What you will do: The expected response is a copy of every line in the entries below that includes the word "glyph".

Supplied material:
□ □ □ □ □

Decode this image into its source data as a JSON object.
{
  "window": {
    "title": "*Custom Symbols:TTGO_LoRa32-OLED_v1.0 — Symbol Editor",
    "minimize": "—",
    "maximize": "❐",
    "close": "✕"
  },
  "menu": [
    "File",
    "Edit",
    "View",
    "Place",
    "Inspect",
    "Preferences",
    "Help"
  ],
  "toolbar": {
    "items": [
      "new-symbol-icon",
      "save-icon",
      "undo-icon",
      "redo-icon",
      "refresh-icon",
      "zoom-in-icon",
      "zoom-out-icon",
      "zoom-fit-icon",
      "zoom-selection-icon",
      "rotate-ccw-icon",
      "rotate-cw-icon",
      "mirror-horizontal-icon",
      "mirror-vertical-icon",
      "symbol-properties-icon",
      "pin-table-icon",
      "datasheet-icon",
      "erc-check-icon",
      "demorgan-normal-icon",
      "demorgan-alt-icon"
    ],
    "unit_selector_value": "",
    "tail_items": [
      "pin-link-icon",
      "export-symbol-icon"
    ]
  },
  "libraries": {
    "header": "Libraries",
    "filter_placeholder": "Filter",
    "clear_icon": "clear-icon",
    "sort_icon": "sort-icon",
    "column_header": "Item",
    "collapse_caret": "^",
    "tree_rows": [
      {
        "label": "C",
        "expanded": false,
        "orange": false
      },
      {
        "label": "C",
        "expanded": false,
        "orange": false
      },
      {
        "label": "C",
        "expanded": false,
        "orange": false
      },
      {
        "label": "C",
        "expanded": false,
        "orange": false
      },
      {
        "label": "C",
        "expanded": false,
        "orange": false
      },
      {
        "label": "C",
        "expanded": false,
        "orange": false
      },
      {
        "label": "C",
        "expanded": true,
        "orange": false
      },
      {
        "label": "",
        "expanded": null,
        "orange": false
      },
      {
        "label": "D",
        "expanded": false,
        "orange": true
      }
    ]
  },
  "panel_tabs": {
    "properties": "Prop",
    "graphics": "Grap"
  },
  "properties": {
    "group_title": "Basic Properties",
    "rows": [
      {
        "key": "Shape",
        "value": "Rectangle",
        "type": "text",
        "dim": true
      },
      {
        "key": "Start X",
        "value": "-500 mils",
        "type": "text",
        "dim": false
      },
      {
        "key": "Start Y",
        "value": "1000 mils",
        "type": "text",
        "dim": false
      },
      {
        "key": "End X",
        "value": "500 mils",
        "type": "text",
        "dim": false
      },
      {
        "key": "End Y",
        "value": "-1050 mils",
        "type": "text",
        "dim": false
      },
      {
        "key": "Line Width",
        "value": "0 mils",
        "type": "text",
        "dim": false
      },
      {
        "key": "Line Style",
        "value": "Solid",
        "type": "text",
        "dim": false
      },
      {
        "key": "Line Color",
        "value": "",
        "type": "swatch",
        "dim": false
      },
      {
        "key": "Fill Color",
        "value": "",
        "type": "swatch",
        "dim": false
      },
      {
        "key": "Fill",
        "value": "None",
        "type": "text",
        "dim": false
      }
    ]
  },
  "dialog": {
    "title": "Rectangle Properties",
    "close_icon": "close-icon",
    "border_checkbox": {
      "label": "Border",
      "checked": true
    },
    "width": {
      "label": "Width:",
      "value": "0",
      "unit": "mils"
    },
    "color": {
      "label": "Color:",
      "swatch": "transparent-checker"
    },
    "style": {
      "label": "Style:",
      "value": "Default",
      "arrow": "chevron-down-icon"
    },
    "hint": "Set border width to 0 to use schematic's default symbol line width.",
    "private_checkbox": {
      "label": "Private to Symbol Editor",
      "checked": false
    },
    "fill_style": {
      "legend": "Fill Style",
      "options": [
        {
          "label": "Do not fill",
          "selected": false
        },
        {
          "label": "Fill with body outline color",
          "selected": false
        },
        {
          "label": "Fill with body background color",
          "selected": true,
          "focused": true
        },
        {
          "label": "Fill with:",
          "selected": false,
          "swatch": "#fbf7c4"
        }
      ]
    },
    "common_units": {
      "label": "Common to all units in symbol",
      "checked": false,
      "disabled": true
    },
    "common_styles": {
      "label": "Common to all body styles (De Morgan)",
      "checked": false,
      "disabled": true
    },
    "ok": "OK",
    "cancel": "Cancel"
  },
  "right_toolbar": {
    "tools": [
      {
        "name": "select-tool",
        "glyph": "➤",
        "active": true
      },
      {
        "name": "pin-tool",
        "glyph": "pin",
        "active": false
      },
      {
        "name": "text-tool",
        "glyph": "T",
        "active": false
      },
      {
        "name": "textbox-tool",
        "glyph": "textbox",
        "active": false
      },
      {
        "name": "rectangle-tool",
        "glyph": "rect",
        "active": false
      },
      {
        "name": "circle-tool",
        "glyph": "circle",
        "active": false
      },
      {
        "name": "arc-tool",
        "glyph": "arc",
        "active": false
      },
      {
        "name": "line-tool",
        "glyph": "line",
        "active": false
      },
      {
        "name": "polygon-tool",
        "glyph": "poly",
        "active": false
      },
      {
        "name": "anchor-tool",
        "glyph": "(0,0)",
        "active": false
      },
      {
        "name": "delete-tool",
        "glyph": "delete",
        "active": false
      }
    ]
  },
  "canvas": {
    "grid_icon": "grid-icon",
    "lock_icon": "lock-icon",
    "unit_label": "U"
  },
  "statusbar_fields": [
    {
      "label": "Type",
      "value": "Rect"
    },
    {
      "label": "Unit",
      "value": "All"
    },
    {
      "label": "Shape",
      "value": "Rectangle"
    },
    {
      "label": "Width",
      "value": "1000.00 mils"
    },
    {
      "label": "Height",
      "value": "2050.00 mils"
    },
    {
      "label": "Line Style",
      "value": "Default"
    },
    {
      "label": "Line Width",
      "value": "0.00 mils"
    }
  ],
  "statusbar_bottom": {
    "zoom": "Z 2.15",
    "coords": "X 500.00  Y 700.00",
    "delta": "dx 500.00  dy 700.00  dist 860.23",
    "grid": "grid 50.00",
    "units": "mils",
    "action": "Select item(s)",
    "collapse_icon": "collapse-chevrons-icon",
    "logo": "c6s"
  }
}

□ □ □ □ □

Output for this exercise:
        "glyph": "➤",
        "glyph": "pin",
        "glyph": "T",
        "glyph": "textbox",
        "glyph": "rect",
        "glyph": "circle",
        "glyph": "arc",
        "glyph": "line",
        "glyph": "poly",
        "glyph": "(0,0)",
        "glyph": "delete",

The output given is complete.